**Data records:**
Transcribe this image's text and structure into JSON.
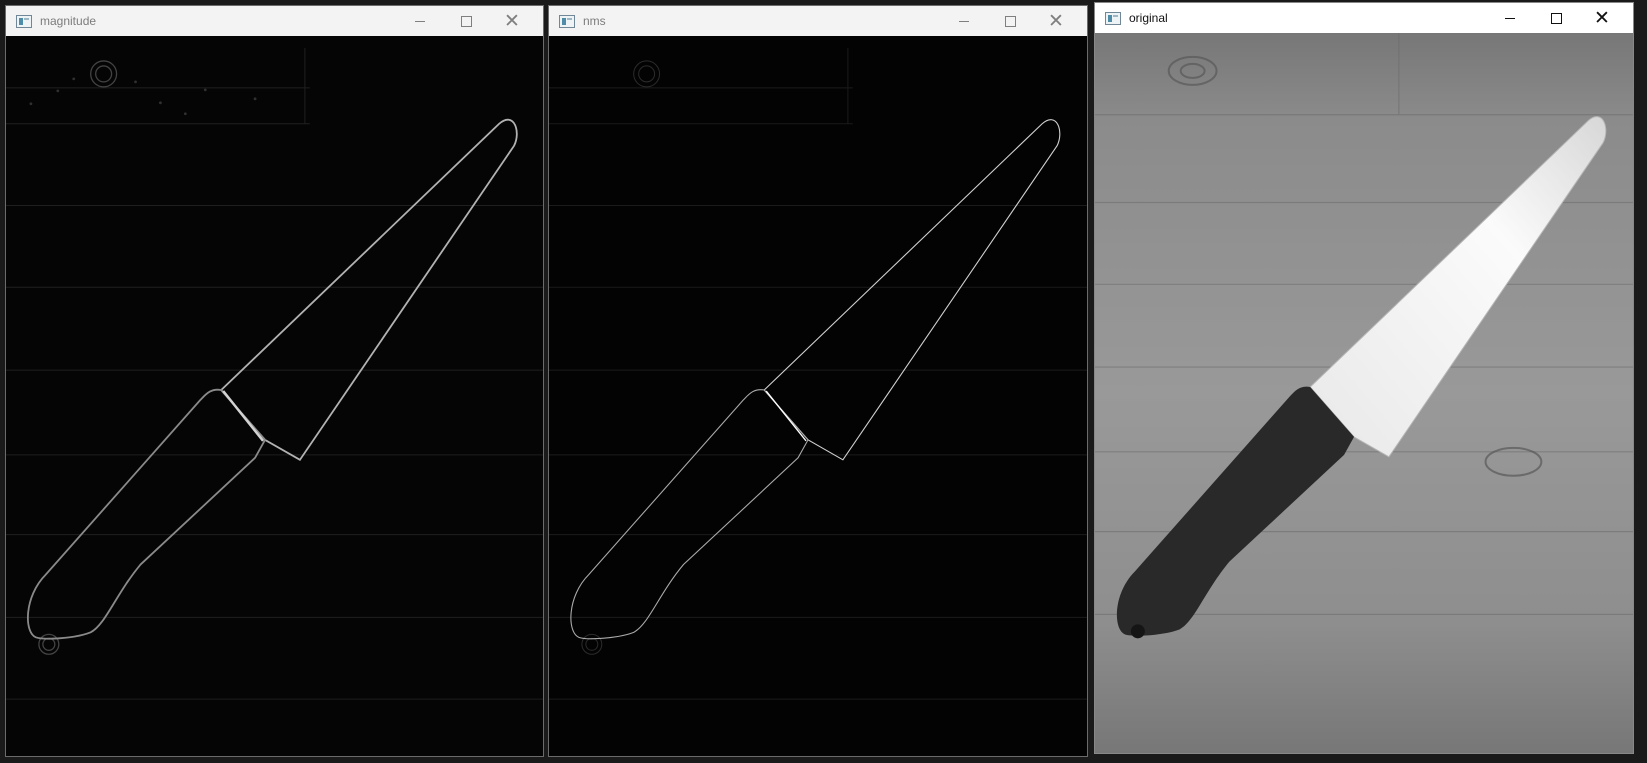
{
  "windows": [
    {
      "title": "magnitude",
      "controls": {
        "minimize": "–",
        "maximize": "□",
        "close": "✕"
      }
    },
    {
      "title": "nms",
      "controls": {
        "minimize": "–",
        "maximize": "□",
        "close": "✕"
      }
    },
    {
      "title": "original",
      "controls": {
        "minimize": "–",
        "maximize": "□",
        "close": "✕"
      }
    }
  ],
  "icons": {
    "app": "window-app-icon",
    "minimize": "minimize-icon",
    "maximize": "maximize-icon",
    "close": "close-icon"
  },
  "colors": {
    "titlebar_inactive": "#f3f3f3",
    "titlebar_active": "#ffffff",
    "edge_background": "#050505",
    "edge_stroke": "#a8a8a8",
    "wood_gray": "#8d8d8d",
    "blade": "#f2f2f2",
    "handle": "#2b2b2b"
  }
}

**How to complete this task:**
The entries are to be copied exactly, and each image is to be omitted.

**Answer to the problem:**
Transcribe this image's text and structure into JSON.
{
  "windows": [
    {
      "title": "magnitude",
      "controls": {
        "minimize": "–",
        "maximize": "□",
        "close": "✕"
      }
    },
    {
      "title": "nms",
      "controls": {
        "minimize": "–",
        "maximize": "□",
        "close": "✕"
      }
    },
    {
      "title": "original",
      "controls": {
        "minimize": "–",
        "maximize": "□",
        "close": "✕"
      }
    }
  ],
  "icons": {
    "app": "window-app-icon",
    "minimize": "minimize-icon",
    "maximize": "maximize-icon",
    "close": "close-icon"
  },
  "colors": {
    "titlebar_inactive": "#f3f3f3",
    "titlebar_active": "#ffffff",
    "edge_background": "#050505",
    "edge_stroke": "#a8a8a8",
    "wood_gray": "#8d8d8d",
    "blade": "#f2f2f2",
    "handle": "#2b2b2b"
  }
}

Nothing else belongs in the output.